Supplied data>

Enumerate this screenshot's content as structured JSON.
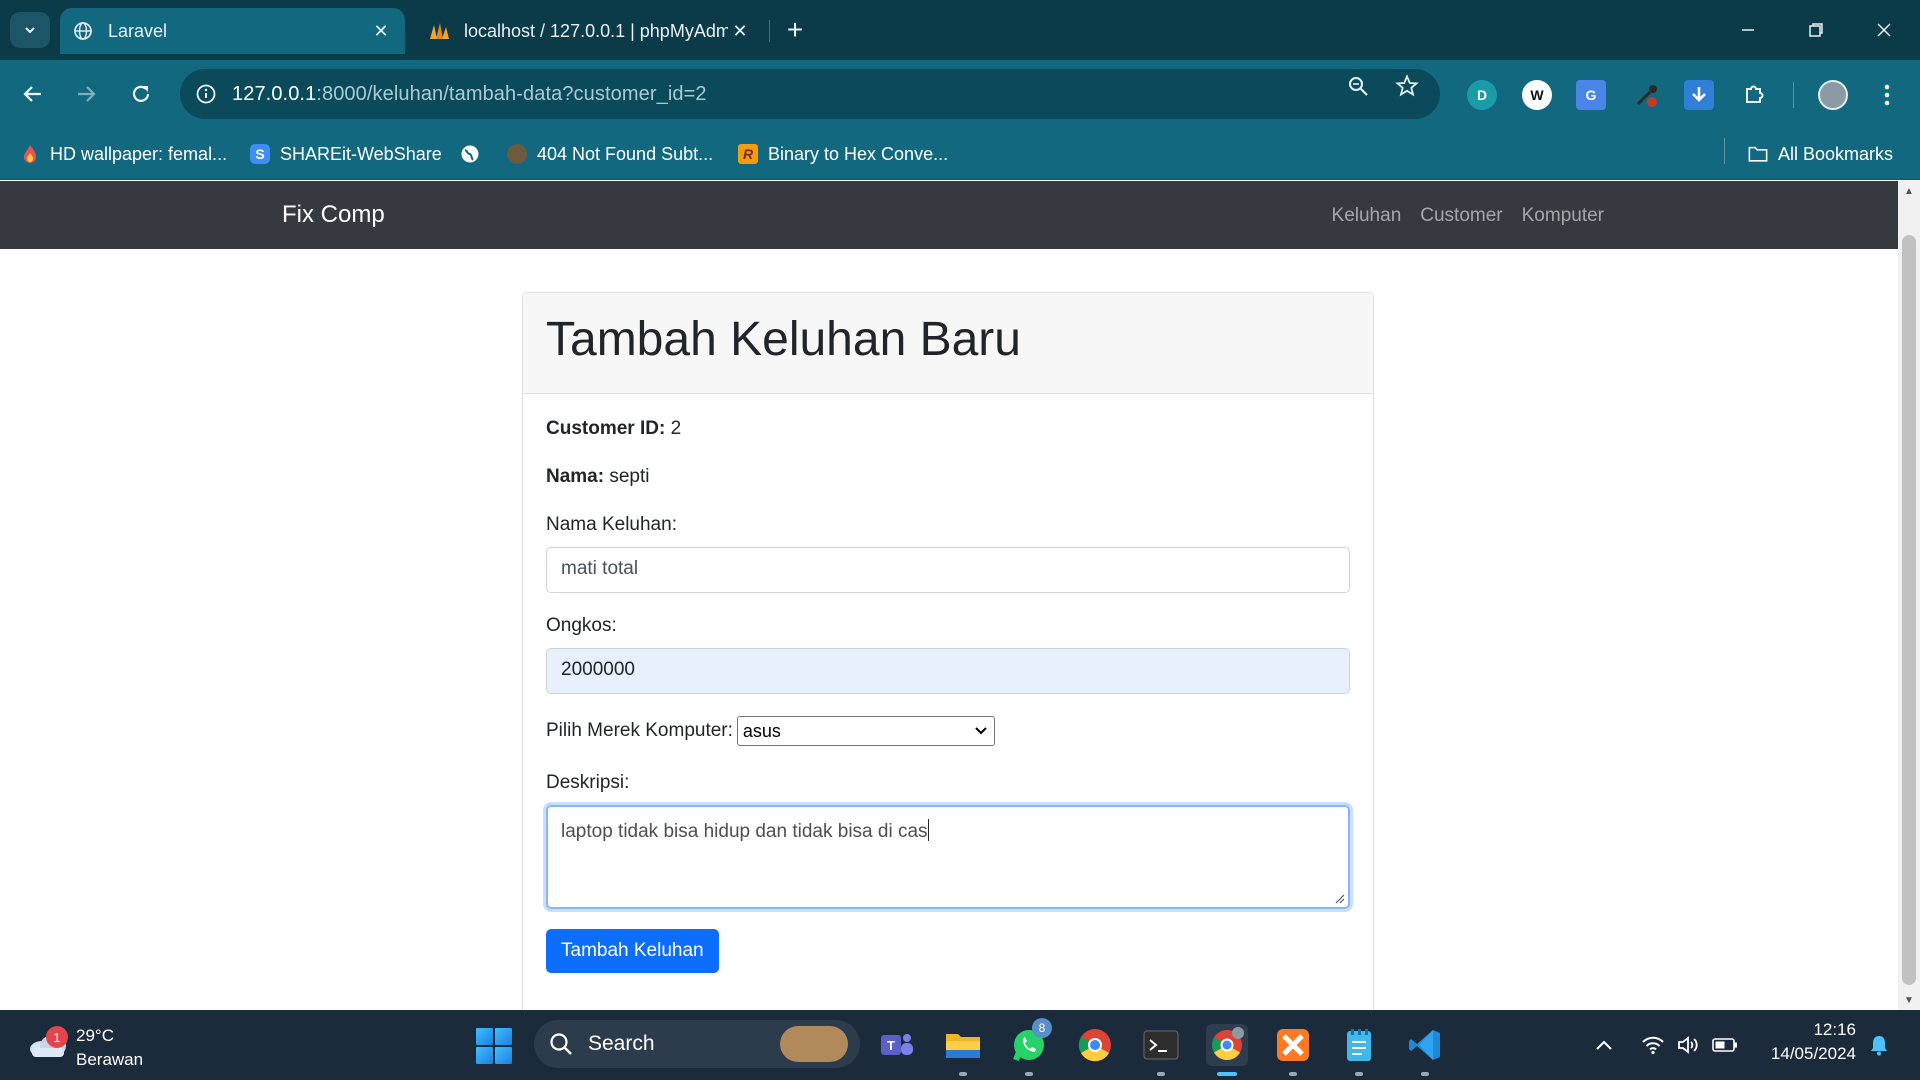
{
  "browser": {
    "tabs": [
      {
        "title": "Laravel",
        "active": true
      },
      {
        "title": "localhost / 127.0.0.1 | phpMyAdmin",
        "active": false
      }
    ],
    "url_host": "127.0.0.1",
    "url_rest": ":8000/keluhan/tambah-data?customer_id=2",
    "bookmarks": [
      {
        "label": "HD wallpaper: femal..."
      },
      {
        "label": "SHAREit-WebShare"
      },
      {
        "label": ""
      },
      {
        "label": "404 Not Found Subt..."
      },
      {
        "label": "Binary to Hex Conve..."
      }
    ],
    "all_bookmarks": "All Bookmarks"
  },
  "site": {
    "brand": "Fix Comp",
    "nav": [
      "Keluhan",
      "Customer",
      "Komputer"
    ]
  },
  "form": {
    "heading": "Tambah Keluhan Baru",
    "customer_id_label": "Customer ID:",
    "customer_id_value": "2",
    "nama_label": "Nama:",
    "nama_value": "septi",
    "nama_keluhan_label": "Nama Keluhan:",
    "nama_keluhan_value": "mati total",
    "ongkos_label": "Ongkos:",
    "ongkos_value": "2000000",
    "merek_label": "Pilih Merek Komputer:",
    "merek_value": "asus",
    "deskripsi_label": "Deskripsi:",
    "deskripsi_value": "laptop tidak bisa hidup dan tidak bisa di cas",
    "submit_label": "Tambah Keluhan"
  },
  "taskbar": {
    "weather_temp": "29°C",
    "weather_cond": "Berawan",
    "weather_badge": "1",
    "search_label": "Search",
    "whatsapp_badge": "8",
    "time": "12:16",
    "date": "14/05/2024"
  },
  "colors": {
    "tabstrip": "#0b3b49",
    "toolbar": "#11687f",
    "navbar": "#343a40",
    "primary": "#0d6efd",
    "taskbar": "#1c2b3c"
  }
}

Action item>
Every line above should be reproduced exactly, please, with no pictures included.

Exercise answer>
Enumerate this screenshot's content as structured JSON.
{
  "browser": {
    "tabs": [
      {
        "title": "Laravel",
        "active": true
      },
      {
        "title": "localhost / 127.0.0.1 | phpMyAdmin",
        "active": false
      }
    ],
    "url_host": "127.0.0.1",
    "url_rest": ":8000/keluhan/tambah-data?customer_id=2",
    "bookmarks": [
      {
        "label": "HD wallpaper: femal..."
      },
      {
        "label": "SHAREit-WebShare"
      },
      {
        "label": ""
      },
      {
        "label": "404 Not Found Subt..."
      },
      {
        "label": "Binary to Hex Conve..."
      }
    ],
    "all_bookmarks": "All Bookmarks"
  },
  "site": {
    "brand": "Fix Comp",
    "nav": [
      "Keluhan",
      "Customer",
      "Komputer"
    ]
  },
  "form": {
    "heading": "Tambah Keluhan Baru",
    "customer_id_label": "Customer ID:",
    "customer_id_value": "2",
    "nama_label": "Nama:",
    "nama_value": "septi",
    "nama_keluhan_label": "Nama Keluhan:",
    "nama_keluhan_value": "mati total",
    "ongkos_label": "Ongkos:",
    "ongkos_value": "2000000",
    "merek_label": "Pilih Merek Komputer:",
    "merek_value": "asus",
    "deskripsi_label": "Deskripsi:",
    "deskripsi_value": "laptop tidak bisa hidup dan tidak bisa di cas",
    "submit_label": "Tambah Keluhan"
  },
  "taskbar": {
    "weather_temp": "29°C",
    "weather_cond": "Berawan",
    "weather_badge": "1",
    "search_label": "Search",
    "whatsapp_badge": "8",
    "time": "12:16",
    "date": "14/05/2024"
  },
  "colors": {
    "tabstrip": "#0b3b49",
    "toolbar": "#11687f",
    "navbar": "#343a40",
    "primary": "#0d6efd",
    "taskbar": "#1c2b3c"
  }
}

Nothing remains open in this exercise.